Scintillate is a mesmerizing tale where some of the characters can see auras, and there are aura-killers who are searching for those with a silver-aura that scintillate, because their energy is like the sun – never-ending, beautiful, warm and life-giving.
Even if there are some of the most well-known YA tropes present in Scintillate, like insta-love, some kind of love-triangle, and one missing parent while the other is too controlling, I enjoyed the story. Cora has been kept in the dark about what she is and what she can do for most of her life, and when she falls very ill and can see auras when she wakes up, she has no idea what is happening to her. And her father is no help, apart from the fact that she can see in his aura that he is keeping secrets from her.

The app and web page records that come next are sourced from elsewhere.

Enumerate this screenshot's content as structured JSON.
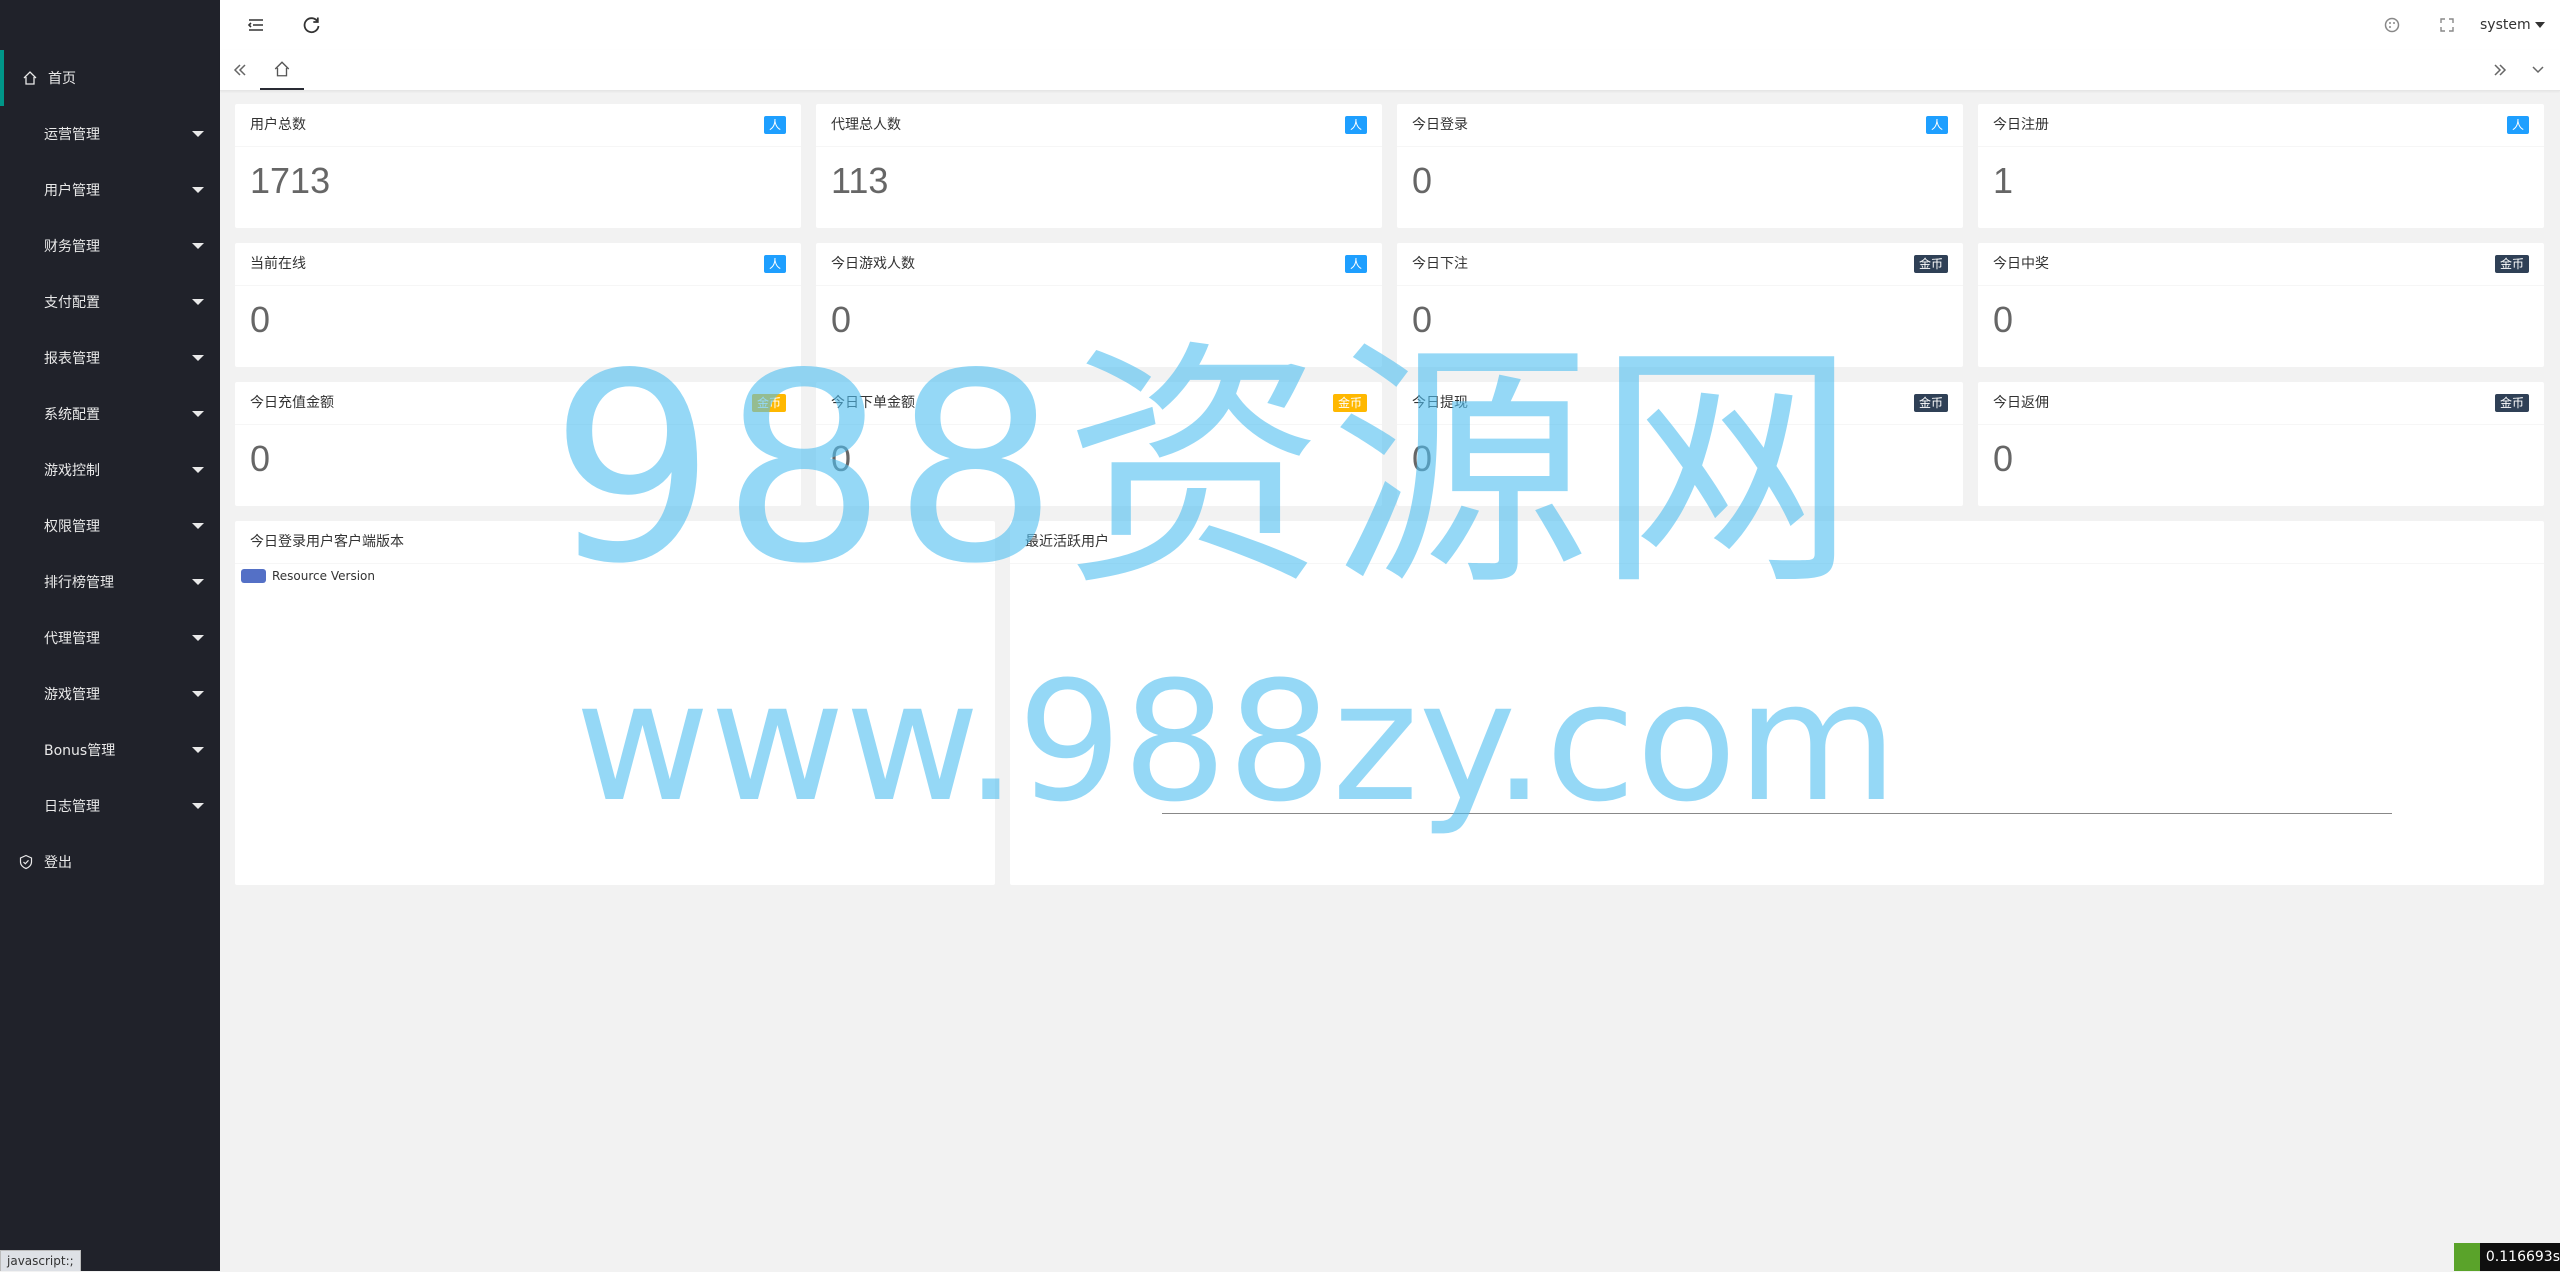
{
  "sidebar": {
    "items": [
      {
        "label": "首页",
        "icon": "home-icon",
        "active": true
      },
      {
        "label": "运营管理"
      },
      {
        "label": "用户管理"
      },
      {
        "label": "财务管理"
      },
      {
        "label": "支付配置"
      },
      {
        "label": "报表管理"
      },
      {
        "label": "系统配置"
      },
      {
        "label": "游戏控制"
      },
      {
        "label": "权限管理"
      },
      {
        "label": "排行榜管理"
      },
      {
        "label": "代理管理"
      },
      {
        "label": "游戏管理"
      },
      {
        "label": "Bonus管理"
      },
      {
        "label": "日志管理"
      },
      {
        "label": "登出",
        "icon": "shield-icon"
      }
    ]
  },
  "header": {
    "user": "system"
  },
  "cards": [
    {
      "title": "用户总数",
      "badge": "人",
      "badge_color": "#1e9fff",
      "value": "1713"
    },
    {
      "title": "代理总人数",
      "badge": "人",
      "badge_color": "#1e9fff",
      "value": "113"
    },
    {
      "title": "今日登录",
      "badge": "人",
      "badge_color": "#1e9fff",
      "value": "0"
    },
    {
      "title": "今日注册",
      "badge": "人",
      "badge_color": "#1e9fff",
      "value": "1"
    },
    {
      "title": "当前在线",
      "badge": "人",
      "badge_color": "#1e9fff",
      "value": "0"
    },
    {
      "title": "今日游戏人数",
      "badge": "人",
      "badge_color": "#1e9fff",
      "value": "0"
    },
    {
      "title": "今日下注",
      "badge": "金币",
      "badge_color": "#2f4056",
      "value": "0"
    },
    {
      "title": "今日中奖",
      "badge": "金币",
      "badge_color": "#2f4056",
      "value": "0"
    },
    {
      "title": "今日充值金额",
      "badge": "金币",
      "badge_color": "#ffb800",
      "value": "0"
    },
    {
      "title": "今日下单金额",
      "badge": "金币",
      "badge_color": "#ffb800",
      "value": "0"
    },
    {
      "title": "今日提现",
      "badge": "金币",
      "badge_color": "#2f4056",
      "value": "0"
    },
    {
      "title": "今日返佣",
      "badge": "金币",
      "badge_color": "#2f4056",
      "value": "0"
    }
  ],
  "panels": {
    "client_version": {
      "title": "今日登录用户客户端版本",
      "legend": "Resource Version",
      "legend_color": "#5470c6"
    },
    "active_users": {
      "title": "最近活跃用户"
    }
  },
  "watermark": {
    "line1": "988资源网",
    "line2": "www.988zy.com"
  },
  "status_bar": {
    "link": "javascript:;",
    "timer": "0.116693s"
  }
}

Scintillate mesmerized me because the paranormal aspect of the story is so different, and seeing auras is also something I believe some people can do in the real world. From California to Ireland, Cora goes on a quest to find out what happened to her mother thirteen years ago to make her disappear. And of course, handsome Finn whom she dated a few times while he was an exchange student, shows up in Ireland as well.
The writing is good, I was right inside the story alongside Cora and her friends from the start, and I was very intrigued by the auras, and the mystery with the man following Cora around. His aura being plain white, and his ability to completely deplete another person’s aura until that person died certainly made for some excitement as Cora had to get away from him several times. Pretty fast-paced most of the time, there is no use to try to figure things out, even if I did guess one thing – and ended up being a little sad I was right.
Cora is a typical teenager in many ways, she wants freedom, and to make her own decisions. When she realizes that sometimes it is important to be protected, though, she understands that what she saw as controlling from her father really was his way of keeping her safe. If you are looking for a different paranormal YA story, and you would like to take a trip to Ireland, Scintillate should make its way to your shelf so you can read it soon.
Eventually, I slept, though fitfully due to a creepy light that appeared whenever I closed my eyes. It began as a far-off point but advanced – bit by bit – toward me. My stomach clenched with fear. The light moved deliberately, as if nothing on earth could stop it. As if it were time itself stalking me.
Finn Doyle had unfortunate taste in friends. He was one of them. The banal, popular crowd I found so irritating. I nicknamed them the VIPs. (Vapid. Irritating. Populars.)
I fixated on the woman in front of me who, if you counted the misty blue-white fog around her, had a personal space boundary of about three feet, nearly touching my abdomen. I took a tiny step back.